(Website and app data records)
▼▼▼

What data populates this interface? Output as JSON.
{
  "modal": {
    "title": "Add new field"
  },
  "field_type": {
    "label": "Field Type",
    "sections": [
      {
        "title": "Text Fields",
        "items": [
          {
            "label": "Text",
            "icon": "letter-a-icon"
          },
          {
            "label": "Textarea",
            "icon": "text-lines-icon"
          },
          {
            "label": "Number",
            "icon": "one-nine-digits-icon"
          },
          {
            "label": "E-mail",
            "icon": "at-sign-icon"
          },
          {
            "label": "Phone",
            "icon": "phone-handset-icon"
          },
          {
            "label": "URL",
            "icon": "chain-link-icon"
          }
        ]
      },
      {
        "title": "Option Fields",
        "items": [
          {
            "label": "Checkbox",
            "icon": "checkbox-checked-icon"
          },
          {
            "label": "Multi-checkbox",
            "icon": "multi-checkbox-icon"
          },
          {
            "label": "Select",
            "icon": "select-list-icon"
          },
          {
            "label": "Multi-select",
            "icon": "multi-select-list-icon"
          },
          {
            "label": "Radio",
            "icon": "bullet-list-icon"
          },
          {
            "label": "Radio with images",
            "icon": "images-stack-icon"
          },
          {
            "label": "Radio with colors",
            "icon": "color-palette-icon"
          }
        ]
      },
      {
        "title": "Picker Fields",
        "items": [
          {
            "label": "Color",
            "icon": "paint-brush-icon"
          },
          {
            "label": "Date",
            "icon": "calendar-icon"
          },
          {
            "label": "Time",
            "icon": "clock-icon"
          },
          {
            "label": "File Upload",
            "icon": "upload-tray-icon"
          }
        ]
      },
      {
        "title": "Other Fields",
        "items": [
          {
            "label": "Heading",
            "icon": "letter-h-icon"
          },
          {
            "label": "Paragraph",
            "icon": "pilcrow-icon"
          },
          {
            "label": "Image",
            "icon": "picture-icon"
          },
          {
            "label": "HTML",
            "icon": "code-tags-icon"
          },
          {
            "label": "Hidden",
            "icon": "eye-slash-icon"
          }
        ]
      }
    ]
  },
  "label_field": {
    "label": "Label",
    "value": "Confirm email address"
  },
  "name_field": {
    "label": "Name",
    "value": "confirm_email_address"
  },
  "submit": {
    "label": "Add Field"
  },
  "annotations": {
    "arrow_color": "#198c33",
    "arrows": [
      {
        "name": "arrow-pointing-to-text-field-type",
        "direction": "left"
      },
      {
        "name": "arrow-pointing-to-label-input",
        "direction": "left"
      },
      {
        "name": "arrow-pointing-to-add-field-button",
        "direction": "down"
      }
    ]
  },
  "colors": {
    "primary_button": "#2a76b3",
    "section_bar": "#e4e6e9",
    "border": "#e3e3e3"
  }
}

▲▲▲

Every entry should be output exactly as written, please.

What data populates this interface? Output as JSON.
{
  "modal": {
    "title": "Add new field"
  },
  "field_type": {
    "label": "Field Type",
    "sections": [
      {
        "title": "Text Fields",
        "items": [
          {
            "label": "Text",
            "icon": "letter-a-icon"
          },
          {
            "label": "Textarea",
            "icon": "text-lines-icon"
          },
          {
            "label": "Number",
            "icon": "one-nine-digits-icon"
          },
          {
            "label": "E-mail",
            "icon": "at-sign-icon"
          },
          {
            "label": "Phone",
            "icon": "phone-handset-icon"
          },
          {
            "label": "URL",
            "icon": "chain-link-icon"
          }
        ]
      },
      {
        "title": "Option Fields",
        "items": [
          {
            "label": "Checkbox",
            "icon": "checkbox-checked-icon"
          },
          {
            "label": "Multi-checkbox",
            "icon": "multi-checkbox-icon"
          },
          {
            "label": "Select",
            "icon": "select-list-icon"
          },
          {
            "label": "Multi-select",
            "icon": "multi-select-list-icon"
          },
          {
            "label": "Radio",
            "icon": "bullet-list-icon"
          },
          {
            "label": "Radio with images",
            "icon": "images-stack-icon"
          },
          {
            "label": "Radio with colors",
            "icon": "color-palette-icon"
          }
        ]
      },
      {
        "title": "Picker Fields",
        "items": [
          {
            "label": "Color",
            "icon": "paint-brush-icon"
          },
          {
            "label": "Date",
            "icon": "calendar-icon"
          },
          {
            "label": "Time",
            "icon": "clock-icon"
          },
          {
            "label": "File Upload",
            "icon": "upload-tray-icon"
          }
        ]
      },
      {
        "title": "Other Fields",
        "items": [
          {
            "label": "Heading",
            "icon": "letter-h-icon"
          },
          {
            "label": "Paragraph",
            "icon": "pilcrow-icon"
          },
          {
            "label": "Image",
            "icon": "picture-icon"
          },
          {
            "label": "HTML",
            "icon": "code-tags-icon"
          },
          {
            "label": "Hidden",
            "icon": "eye-slash-icon"
          }
        ]
      }
    ]
  },
  "label_field": {
    "label": "Label",
    "value": "Confirm email address"
  },
  "name_field": {
    "label": "Name",
    "value": "confirm_email_address"
  },
  "submit": {
    "label": "Add Field"
  },
  "annotations": {
    "arrow_color": "#198c33",
    "arrows": [
      {
        "name": "arrow-pointing-to-text-field-type",
        "direction": "left"
      },
      {
        "name": "arrow-pointing-to-label-input",
        "direction": "left"
      },
      {
        "name": "arrow-pointing-to-add-field-button",
        "direction": "down"
      }
    ]
  },
  "colors": {
    "primary_button": "#2a76b3",
    "section_bar": "#e4e6e9",
    "border": "#e3e3e3"
  }
}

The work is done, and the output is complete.